- Data records
=== Begin Enclosure ===

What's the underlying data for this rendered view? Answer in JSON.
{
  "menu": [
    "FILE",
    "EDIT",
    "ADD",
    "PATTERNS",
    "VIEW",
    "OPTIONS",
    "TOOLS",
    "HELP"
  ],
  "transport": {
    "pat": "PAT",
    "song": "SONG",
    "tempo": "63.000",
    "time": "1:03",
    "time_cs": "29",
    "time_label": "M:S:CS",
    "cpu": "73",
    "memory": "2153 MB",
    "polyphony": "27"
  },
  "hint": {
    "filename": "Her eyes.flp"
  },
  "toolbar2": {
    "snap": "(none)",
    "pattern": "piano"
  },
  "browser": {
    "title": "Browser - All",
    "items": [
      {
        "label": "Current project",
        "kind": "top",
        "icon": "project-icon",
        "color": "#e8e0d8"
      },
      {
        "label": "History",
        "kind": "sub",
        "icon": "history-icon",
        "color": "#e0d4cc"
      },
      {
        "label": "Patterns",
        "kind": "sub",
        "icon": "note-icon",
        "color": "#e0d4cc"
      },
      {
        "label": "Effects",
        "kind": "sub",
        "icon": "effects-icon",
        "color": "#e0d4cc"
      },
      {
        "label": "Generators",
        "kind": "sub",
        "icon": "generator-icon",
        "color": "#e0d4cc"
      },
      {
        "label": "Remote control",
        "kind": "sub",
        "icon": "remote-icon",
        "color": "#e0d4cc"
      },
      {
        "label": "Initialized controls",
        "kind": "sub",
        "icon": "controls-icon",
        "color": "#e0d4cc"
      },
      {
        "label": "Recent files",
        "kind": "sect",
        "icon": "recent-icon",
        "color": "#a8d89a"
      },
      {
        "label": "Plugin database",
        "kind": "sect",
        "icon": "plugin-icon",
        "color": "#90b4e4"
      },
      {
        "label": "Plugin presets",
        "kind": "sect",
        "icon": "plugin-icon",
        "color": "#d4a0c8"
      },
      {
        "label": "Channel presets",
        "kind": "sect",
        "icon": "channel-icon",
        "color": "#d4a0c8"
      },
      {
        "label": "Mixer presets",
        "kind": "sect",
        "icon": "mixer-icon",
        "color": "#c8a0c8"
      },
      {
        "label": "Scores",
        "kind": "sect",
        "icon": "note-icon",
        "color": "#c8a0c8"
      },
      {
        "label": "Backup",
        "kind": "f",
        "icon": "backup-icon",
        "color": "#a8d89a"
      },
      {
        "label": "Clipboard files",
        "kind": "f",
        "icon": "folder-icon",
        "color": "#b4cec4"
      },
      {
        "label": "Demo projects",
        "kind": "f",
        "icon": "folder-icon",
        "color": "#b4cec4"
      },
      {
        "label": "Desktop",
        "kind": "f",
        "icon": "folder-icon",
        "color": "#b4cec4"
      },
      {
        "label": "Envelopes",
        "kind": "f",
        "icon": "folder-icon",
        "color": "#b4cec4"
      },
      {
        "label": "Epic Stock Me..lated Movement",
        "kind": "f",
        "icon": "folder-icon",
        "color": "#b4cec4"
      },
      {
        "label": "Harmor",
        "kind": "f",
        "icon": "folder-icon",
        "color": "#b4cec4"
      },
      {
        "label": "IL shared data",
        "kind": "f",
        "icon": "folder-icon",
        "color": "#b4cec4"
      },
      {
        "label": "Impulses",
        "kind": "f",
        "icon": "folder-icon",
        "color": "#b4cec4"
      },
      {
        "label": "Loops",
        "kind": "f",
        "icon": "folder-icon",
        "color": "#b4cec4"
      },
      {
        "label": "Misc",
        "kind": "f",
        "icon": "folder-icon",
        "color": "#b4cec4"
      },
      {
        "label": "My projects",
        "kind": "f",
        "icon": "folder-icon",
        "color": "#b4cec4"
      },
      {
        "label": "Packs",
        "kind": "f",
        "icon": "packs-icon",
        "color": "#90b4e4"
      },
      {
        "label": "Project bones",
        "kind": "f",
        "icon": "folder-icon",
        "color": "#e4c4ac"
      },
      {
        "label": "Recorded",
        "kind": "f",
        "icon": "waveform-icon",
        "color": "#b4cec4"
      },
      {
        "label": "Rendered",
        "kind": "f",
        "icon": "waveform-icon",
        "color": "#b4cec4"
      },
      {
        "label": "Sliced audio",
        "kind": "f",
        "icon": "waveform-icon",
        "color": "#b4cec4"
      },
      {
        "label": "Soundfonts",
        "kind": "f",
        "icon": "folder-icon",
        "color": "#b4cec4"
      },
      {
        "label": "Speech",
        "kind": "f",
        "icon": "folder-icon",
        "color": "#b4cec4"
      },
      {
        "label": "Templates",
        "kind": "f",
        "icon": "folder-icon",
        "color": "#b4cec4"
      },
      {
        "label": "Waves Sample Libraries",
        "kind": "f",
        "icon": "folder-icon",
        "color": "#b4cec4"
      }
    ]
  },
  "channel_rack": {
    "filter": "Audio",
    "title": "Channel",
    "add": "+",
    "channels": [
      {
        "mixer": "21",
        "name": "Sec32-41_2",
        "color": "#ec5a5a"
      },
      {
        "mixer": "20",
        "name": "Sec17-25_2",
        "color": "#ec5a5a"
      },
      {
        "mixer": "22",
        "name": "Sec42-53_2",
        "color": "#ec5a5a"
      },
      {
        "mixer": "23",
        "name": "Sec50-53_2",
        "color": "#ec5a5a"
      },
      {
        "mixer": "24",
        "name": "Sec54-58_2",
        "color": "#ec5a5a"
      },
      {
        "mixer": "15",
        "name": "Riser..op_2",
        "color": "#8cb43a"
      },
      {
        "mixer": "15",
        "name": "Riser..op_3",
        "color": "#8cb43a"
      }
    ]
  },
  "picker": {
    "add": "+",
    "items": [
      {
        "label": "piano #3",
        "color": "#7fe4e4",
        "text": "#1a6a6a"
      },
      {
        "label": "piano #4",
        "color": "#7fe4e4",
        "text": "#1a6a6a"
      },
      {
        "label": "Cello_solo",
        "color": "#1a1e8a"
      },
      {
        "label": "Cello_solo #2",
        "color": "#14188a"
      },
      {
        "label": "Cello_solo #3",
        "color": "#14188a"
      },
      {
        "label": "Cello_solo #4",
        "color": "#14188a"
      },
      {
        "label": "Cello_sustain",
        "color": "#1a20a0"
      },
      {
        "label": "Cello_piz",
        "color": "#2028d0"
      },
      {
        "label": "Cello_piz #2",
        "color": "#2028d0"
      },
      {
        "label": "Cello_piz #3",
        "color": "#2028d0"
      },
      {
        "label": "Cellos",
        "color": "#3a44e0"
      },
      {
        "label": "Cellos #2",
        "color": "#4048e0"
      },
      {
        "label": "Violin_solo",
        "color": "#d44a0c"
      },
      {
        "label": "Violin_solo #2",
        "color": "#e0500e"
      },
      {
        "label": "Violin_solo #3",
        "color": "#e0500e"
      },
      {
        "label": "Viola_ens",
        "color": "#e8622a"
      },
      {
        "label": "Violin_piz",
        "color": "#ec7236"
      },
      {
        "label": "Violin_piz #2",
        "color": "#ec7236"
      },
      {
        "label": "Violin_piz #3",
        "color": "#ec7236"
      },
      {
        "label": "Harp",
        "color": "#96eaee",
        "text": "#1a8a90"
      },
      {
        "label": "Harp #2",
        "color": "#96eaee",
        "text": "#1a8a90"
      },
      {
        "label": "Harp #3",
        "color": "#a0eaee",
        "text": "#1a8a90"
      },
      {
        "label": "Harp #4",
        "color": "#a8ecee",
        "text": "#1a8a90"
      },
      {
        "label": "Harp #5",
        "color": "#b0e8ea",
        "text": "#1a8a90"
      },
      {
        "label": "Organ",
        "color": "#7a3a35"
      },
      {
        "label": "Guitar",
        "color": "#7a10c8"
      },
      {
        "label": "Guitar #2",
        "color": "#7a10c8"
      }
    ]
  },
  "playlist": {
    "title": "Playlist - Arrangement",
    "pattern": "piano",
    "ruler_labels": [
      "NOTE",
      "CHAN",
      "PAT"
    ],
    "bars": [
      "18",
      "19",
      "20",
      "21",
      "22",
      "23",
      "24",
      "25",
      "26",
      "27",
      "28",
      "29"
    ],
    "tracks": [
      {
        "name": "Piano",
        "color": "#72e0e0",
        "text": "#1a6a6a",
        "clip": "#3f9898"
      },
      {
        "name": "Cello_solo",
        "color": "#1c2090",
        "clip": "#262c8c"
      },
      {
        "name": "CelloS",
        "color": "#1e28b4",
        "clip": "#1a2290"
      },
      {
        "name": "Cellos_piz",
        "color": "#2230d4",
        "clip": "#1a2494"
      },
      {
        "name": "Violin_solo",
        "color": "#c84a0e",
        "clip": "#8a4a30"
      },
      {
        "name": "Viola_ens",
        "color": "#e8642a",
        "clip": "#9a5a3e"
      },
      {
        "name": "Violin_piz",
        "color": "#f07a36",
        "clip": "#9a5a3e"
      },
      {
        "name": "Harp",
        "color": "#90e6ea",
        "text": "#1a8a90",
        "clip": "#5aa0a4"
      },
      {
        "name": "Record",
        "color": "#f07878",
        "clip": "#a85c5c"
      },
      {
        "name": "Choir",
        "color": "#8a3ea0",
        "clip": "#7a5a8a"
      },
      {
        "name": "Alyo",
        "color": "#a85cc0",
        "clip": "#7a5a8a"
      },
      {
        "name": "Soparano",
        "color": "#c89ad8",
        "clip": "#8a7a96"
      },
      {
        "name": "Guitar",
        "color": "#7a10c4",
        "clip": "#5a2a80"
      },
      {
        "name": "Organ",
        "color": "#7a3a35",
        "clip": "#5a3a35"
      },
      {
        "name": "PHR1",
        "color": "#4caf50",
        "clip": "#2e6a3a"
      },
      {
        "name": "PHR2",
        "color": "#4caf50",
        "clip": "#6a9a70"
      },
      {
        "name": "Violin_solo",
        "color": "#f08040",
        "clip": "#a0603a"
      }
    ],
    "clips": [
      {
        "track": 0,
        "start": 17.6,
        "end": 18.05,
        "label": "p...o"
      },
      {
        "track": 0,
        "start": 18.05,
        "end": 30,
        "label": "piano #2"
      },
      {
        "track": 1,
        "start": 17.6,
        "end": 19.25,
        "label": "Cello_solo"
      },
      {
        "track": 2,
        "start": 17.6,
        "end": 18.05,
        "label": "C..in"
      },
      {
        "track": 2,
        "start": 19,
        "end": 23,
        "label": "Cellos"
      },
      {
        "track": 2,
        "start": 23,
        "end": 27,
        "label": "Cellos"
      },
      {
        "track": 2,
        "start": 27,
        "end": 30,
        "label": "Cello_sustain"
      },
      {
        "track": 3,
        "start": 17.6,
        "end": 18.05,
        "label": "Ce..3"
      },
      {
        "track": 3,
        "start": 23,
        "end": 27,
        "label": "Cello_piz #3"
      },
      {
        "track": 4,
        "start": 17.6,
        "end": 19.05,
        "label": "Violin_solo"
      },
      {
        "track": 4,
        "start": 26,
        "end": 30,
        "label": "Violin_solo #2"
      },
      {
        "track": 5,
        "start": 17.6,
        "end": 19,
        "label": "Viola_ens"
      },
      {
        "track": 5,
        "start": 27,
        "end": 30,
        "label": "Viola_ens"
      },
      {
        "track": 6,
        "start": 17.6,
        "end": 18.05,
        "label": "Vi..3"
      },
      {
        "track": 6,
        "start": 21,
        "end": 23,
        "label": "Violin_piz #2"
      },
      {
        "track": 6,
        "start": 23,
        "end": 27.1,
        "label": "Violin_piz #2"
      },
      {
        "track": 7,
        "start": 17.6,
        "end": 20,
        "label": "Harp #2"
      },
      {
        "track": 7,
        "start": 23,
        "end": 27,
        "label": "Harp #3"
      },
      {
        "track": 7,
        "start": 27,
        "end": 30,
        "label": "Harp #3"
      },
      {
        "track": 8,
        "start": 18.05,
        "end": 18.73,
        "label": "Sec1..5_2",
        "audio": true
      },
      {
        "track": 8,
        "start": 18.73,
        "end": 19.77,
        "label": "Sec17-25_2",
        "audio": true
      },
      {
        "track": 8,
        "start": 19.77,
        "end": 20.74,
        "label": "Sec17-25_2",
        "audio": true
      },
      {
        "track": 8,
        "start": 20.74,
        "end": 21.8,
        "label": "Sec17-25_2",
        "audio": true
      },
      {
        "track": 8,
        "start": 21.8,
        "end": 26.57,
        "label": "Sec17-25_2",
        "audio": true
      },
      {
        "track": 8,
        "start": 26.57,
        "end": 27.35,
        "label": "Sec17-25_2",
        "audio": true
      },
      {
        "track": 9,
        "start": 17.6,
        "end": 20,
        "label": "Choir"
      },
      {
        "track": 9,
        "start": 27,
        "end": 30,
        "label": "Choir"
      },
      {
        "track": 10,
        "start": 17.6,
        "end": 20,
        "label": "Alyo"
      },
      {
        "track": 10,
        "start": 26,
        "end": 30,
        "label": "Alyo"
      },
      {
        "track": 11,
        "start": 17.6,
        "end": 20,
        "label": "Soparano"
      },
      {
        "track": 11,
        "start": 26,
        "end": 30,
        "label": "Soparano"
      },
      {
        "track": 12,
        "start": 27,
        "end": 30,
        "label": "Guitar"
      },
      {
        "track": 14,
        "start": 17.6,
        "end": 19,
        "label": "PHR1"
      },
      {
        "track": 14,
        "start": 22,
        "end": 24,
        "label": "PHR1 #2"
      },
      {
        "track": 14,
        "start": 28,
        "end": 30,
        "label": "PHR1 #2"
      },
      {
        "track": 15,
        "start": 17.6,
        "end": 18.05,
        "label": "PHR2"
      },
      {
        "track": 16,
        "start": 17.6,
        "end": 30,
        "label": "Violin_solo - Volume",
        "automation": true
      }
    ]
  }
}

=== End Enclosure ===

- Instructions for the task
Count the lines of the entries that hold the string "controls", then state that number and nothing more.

- Solution to this problem
2